When people chant “Black Lives Matter,” I believe this is the type of disparate situation they are attempting to address. Not only are we subjected to heightened police scrutiny, but we are also continually asked to pay a higher price for the same opportunities in this society. African Americans are dying at a much higher rate from the virus; thus, African American applicants who attend this exam are taking a much higher risk. Nationally, minorities are significantly underrepresented in the legal profession, with African Americans being about 4.4 percent and the Florida Bar even below this rate, with approximately 3.0 percent of its members identifying as African American.
Even the law schools in Florida have written and asked the Florida Board of Bar Examiners to reconsider holding the exam in mass gatherings. They offered classrooms at 202 of their colleges around the state to host examinees, and they were refused.
David Reeves, the chair of the Florida Board of Bar Examiners, is more concerned that, “To spread the exam out over multiple jurisdictions, you increase the risk the exam is no longer secure and is likely not to be fair to some group of people taking the examination.” What is missed here is that it is already not fair to a group of people being forced to take the examination: African Americans. As a specialist in class action defense, perhaps he does not see the African American bar exam ticket holders as a viable class that could be certified to bring suit against the Florida Board of Bar examiners for discrimination?
I am not alone in my quest, and in general, African Americans have not fared well in when attempting to pass the Florida Bar. Researchers state that the “National Conference of Bar Examiners consistently minimizes and obscures the disparate impact and unfairness of the bar exam for people of color.” Recognizing these facts The Florida Bar made it a point to adopt specific language proscribing discriminatory practices by lawyers. They even created a Standing Committee on Diversity and Inclusion. But, what does all of this mean for an African American Bar applicant? Do these concerned committees only activate once you have been admitted to the Bar in Florida?
I am not from a wealthy family. I cannot afford a lawyer to stop this injustice, and I am not a fool, so I will not act as my own lawyer. But, take note, I will not be signing a COVID-19 waiver to take the July Bar exam in Florida. I will not be afraid to speak out. I will not be embarrassed to say I have failed the exam numerous times, I will self-quarantine, I will wear a mask during the entire exam, I will push down the panic, I will sit dutifully and take the test in fear of not only failing again but of contracting COVID-19 and becoming seriously ill, or dying, or infecting my family members.

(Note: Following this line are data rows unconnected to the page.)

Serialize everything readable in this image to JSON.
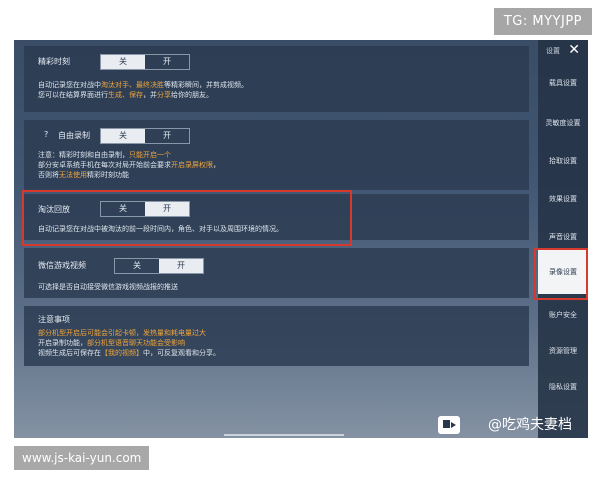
{
  "overlay": {
    "tg": "TG: MYYJPP",
    "site": "www.js-kai-yun.com",
    "weibo": "@吃鸡夫妻档"
  },
  "topbar": {
    "label": "设置",
    "close_icon": "close-icon"
  },
  "sections": {
    "highlight": {
      "title": "精彩时刻",
      "off": "关",
      "on": "开",
      "selected": "关",
      "desc_1_pre": "自动记录您在对战中",
      "desc_1_h1": "淘汰对手、最终决胜",
      "desc_1_post": "等精彩瞬间，并剪成视频。",
      "desc_2_pre": "您可以在结算界面进行",
      "desc_2_h1": "生成、保存",
      "desc_2_mid": "，并",
      "desc_2_h2": "分享",
      "desc_2_post": "给你的朋友。"
    },
    "freerec": {
      "question": "?",
      "title": "自由录制",
      "off": "关",
      "on": "开",
      "selected": "关",
      "desc_1_pre": "注意：精彩时刻和自由录制，",
      "desc_1_h": "只能开启一个",
      "desc_2_pre": "部分安卓系统手机在每次对局开始前会要求",
      "desc_2_h": "开启录屏权限",
      "desc_2_post": "，",
      "desc_3_pre": "否则将",
      "desc_3_h": "无法使用",
      "desc_3_post": "精彩时刻功能"
    },
    "replay": {
      "title": "淘汰回放",
      "off": "关",
      "on": "开",
      "selected": "开",
      "desc": "自动记录您在对战中被淘汰的前一段时间内，角色、对手以及周围环境的情况。"
    },
    "wechat": {
      "title": "微信游戏视频",
      "off": "关",
      "on": "开",
      "selected": "开",
      "desc": "可选择是否自动接受微信游戏视频战报的推送"
    },
    "notice": {
      "title": "注意事项",
      "line_1": "部分机型开启后可能会引起卡顿，发热量和耗电量过大",
      "line_2_pre": "开启录制功能，",
      "line_2_h": "部分机型语音聊天功能会受影响",
      "line_3_pre": "视频生成后可保存在",
      "line_3_h": "【我的视频】",
      "line_3_post": "中，可反复观看和分享。"
    }
  },
  "sidebar": {
    "items": [
      {
        "label": "载具设置"
      },
      {
        "label": "灵敏度设置"
      },
      {
        "label": "拾取设置"
      },
      {
        "label": "效果设置"
      },
      {
        "label": "声音设置"
      },
      {
        "label": "录像设置"
      },
      {
        "label": "账户安全"
      },
      {
        "label": "资源管理"
      },
      {
        "label": "隐私设置"
      }
    ],
    "active": "录像设置"
  },
  "colors": {
    "accent_orange": "#f0a53a",
    "highlight_red": "#d63a2e",
    "panel_bg": "#2b3b50"
  }
}
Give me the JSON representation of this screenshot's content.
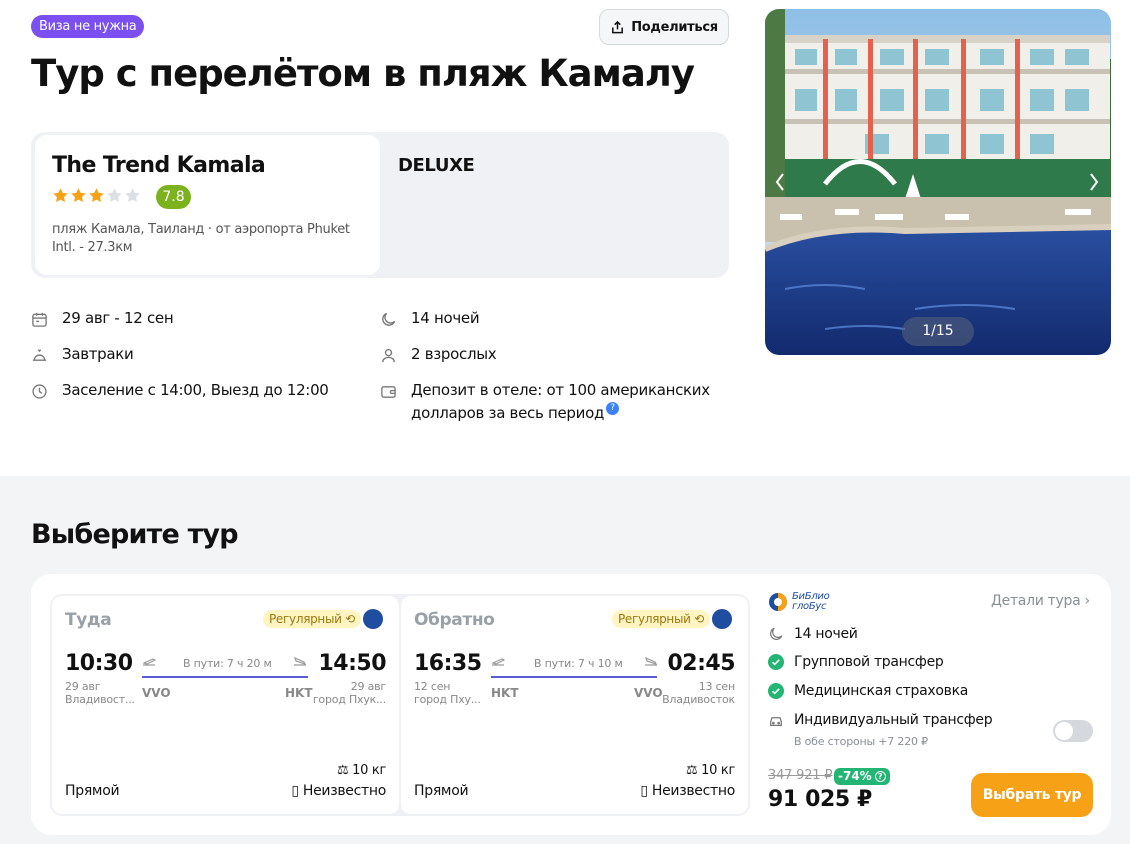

Despite all of this, I will continue to chase my dream deferred, I will think about how unfair it is that I must continue to pay more for my opportunities than members of the majority population as I watch and wonder when will Black Lives Matter in a way that makes a difference to the Florida Board of Bar Examiners and in the great state of Florida.
Please feel free to share my thoughts as well as this petition by Catheren Page, a law professor in Florida and this petition by anonymous Florida Bar Examinees; perhaps someone will eventually listen to the truth.
Dr. Sybil Rosado is a practicing attorney and tenured full Professor of Social Science, Justice Administration, and Cyber Security at Benedict College. She earned a B.S. from Florida A&M University, a Juris Doctorate from Vanderbilt University Law School, an M.A. and Ph.D. in Anthropology from the University of Florida, and an M.S. in Cybersecurity from Norfolk State University.
Suggested citation: Sybil Rosado, When Will Black Lives Matter to the Florida Board of Bar Examiners?, JURIST – Academic Commentary, June 30, 2020, https://www.jurist.org/commentary/2020/06/sybil-rosado-black-lives-matter-florida-bar-exam/.
This article was prepared for publication by Tim Zubizarreta, JURIST’s Managing Editor. Please direct any questions or comments to him at firstname.lastname@example.org